They had a split second to make a choice: take the corner at race speed or abandon the lap and turn right into the run-off area, saving the car for another go.
This idea of choosing between different options reminded me of the CHOOSE function in Google Sheets, so I decided this would be a good tip for today.
What is the CHOOSE function?
As the name implies, a CHOOSE formula lets you choose between different options.
It’s a lookup function, akin to a limited VLOOKUP rather than an alternative to the IF function.
You give it a number and it returns a value from that numbered position in the array.
Here’s a simple example:
=CHOOSE(1,"Turn left","Turn right")
which will output:
The first argument is the input number, in this case, 1.
All the subsequent arguments are options for the output. The number is then used to retrieve the output value at that position. In this case, it’s the first value we want, hence the formula returns the value “Turn left”.
If I’d put a value 3 as the input, but had no third option for the output, then the formula returns a #NUM! error.
When to use CHOOSE
The CHOOSE function can be used to lookup values when you have a limited number of them. It’s simpler and quicker than creating a VLOOKUP but doesn’t work so well with lots of values.
Here’s an example dataset showing students and their preferred activity 1, 2, or 3.
The CHOOSE function can quickly convert that to the activity name:
=CHOOSE(B2,"Robotics class","Woodwork class","Art class")

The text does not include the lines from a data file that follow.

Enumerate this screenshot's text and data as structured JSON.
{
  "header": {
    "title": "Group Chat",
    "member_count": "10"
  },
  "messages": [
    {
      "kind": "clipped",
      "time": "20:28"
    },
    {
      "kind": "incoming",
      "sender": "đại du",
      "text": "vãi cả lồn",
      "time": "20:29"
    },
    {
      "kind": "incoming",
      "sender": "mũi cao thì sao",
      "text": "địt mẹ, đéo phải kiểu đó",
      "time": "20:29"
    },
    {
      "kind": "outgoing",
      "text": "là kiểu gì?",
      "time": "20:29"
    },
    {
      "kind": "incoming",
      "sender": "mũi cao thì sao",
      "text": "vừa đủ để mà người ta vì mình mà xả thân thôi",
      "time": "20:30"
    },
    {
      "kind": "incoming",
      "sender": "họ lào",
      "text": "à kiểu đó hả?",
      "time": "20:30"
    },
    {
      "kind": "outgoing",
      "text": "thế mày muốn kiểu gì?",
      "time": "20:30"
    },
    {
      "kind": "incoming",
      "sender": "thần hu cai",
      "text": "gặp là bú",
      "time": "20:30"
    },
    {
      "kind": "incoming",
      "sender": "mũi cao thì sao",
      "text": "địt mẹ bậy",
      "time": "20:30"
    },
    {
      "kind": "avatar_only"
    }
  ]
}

In this example, we referenced cell B2 as the input. It just takes whatever number is in B2 as the input value.
Here’s another example dataset with a code that captures the sale referral type. CHOOSE is used to convert the code to a description that we can understand:
=CHOOSE(E3,"Direct Traffic","Email list","Affiliate","PPC")
How will you choose to use the CHOOSE function?
Have a great week,